Considering that Claimant prevailed with his claims and that the financial situation of the Parties does not compel otherwise, the Arbitrator holds it fair that the costs of this arbitration be borne solely by Respondent. Furthermore, the Arbitrator holds that Claimant is entitled to recover from Respondent its legal fees and expenses, the latter being reasonable in amount.

Given that Claimant paid the totality of the Advance on Costs of EUR 9,000.00, the Arbitrator decides that in application of Article 17.3 of the BAT Rules:

BAT shall reimburse EUR 1,750.00 to Claimant, being the difference between the costs advanced by him and the arbitration costs fixed by the BAT President;

Respondent shall pay EUR 7,250.00 to Claimant, being the arbitration costs fixed by the BAT President.

(iii) Furthermore, the Arbitrator considers it appropriate to take into account the nonreimbursable handling fee of EUR 2,000.00 when assessing the expenses incurred by the Claimant in connection with these proceedings. Hence, considering also that the further amount of EUR 6,000.00 for Claimant’s legal fees and expenses is reasonable, the Arbitrator fixes the contribution towards the Claimant’s legal fees and expenses at EUR 8,000.00.


For the reasons set forth above, the Arbitrator decides as follows:

Club KK Cibona Basketball shall pay Mr. Rok Stipcevic an amount of EUR 97,500.00 plus interest of 5% p.a. since 17 April 2011.
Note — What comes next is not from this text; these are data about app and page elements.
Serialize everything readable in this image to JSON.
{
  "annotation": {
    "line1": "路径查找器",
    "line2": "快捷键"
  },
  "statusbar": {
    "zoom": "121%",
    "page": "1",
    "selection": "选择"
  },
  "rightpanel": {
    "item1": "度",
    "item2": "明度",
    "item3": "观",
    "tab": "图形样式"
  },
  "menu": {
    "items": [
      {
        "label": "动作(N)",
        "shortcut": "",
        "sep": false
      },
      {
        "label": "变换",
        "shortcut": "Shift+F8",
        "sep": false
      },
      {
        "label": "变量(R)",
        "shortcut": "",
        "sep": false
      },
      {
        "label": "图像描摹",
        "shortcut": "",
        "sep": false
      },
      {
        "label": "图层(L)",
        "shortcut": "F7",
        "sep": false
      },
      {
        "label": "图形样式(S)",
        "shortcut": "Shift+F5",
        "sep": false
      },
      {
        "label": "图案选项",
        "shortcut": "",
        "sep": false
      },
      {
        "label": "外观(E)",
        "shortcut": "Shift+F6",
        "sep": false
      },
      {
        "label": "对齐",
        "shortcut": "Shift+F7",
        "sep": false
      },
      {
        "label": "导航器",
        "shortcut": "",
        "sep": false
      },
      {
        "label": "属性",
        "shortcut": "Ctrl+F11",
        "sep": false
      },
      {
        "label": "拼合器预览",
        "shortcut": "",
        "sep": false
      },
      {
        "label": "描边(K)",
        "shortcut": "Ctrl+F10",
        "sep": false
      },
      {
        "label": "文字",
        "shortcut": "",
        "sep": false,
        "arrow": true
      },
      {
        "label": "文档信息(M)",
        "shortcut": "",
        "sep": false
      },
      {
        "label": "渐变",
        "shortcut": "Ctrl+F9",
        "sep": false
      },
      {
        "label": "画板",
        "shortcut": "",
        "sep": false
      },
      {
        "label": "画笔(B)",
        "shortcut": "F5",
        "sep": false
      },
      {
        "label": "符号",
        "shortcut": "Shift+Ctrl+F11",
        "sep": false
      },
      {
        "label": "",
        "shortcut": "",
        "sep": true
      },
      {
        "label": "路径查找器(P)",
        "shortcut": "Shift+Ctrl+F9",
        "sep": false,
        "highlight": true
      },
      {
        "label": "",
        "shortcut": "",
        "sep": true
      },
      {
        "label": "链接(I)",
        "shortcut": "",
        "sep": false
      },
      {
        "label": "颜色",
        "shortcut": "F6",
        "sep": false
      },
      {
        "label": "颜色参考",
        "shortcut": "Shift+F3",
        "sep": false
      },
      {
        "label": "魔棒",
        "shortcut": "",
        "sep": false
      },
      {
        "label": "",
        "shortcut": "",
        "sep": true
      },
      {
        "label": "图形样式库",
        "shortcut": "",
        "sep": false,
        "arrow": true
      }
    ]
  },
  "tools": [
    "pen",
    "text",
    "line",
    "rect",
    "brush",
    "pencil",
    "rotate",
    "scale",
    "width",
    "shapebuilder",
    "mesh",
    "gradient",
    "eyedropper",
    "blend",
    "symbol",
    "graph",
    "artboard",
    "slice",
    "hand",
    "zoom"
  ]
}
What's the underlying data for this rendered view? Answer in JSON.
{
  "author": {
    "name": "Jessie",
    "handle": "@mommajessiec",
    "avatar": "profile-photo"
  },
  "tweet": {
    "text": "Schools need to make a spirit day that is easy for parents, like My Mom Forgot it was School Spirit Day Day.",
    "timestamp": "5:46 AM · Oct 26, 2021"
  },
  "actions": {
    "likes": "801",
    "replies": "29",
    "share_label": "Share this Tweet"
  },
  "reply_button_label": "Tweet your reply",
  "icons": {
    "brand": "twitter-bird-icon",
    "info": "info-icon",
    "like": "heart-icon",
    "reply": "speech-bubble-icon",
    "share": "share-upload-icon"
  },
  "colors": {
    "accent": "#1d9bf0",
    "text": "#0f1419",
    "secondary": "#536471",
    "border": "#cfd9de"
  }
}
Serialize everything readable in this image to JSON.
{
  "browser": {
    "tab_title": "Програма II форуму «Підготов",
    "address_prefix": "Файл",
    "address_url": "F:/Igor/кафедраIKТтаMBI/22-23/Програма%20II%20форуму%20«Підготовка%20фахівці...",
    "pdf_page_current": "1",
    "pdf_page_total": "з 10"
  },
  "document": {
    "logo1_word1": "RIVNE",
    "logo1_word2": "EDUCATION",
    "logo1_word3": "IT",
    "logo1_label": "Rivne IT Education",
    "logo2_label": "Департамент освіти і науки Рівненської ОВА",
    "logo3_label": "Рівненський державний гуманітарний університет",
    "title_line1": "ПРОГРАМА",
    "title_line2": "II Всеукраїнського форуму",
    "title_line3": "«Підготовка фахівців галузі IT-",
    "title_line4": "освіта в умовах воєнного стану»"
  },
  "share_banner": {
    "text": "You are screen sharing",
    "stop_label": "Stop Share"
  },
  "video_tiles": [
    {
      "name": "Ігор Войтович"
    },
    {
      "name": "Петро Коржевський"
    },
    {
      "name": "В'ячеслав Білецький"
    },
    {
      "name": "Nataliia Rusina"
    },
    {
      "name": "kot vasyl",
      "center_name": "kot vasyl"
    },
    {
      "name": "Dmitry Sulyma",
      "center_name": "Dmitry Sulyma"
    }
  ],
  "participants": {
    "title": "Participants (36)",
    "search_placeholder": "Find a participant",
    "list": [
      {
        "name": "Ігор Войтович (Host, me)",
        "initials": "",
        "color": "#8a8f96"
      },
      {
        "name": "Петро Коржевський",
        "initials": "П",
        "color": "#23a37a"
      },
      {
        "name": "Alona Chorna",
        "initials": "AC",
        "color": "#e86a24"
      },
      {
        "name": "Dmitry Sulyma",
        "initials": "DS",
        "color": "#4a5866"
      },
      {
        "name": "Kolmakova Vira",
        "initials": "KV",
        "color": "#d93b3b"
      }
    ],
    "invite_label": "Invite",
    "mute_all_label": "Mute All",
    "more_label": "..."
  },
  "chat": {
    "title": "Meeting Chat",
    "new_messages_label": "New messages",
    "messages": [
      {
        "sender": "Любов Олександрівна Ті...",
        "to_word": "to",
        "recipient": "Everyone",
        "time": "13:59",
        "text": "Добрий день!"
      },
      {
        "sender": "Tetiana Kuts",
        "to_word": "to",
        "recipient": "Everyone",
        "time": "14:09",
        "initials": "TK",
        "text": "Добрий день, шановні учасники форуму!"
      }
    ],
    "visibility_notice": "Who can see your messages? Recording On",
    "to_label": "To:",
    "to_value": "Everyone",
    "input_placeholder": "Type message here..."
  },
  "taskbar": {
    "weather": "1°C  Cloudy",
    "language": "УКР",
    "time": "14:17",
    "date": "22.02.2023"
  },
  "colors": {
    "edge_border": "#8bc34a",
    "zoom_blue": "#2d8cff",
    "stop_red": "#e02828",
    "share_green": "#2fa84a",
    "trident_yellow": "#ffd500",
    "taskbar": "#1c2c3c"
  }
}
Club KK Cibona Basketball shall pay Mr. Rok Stipcevic an amount of EUR 7,250.00 as a contribution towards the arbitration costs paid by him.

Club KK Cibona Basketball shall pay Mr. Rok Stipcevic an amount of EUR 8,000.00 as a contribution towards his legal fees and expenses.

Any other or further requests for relief are dismissed.

Geneva, seat of the arbitration, 28 October 2011

Ulrich Haas (Arbitrator)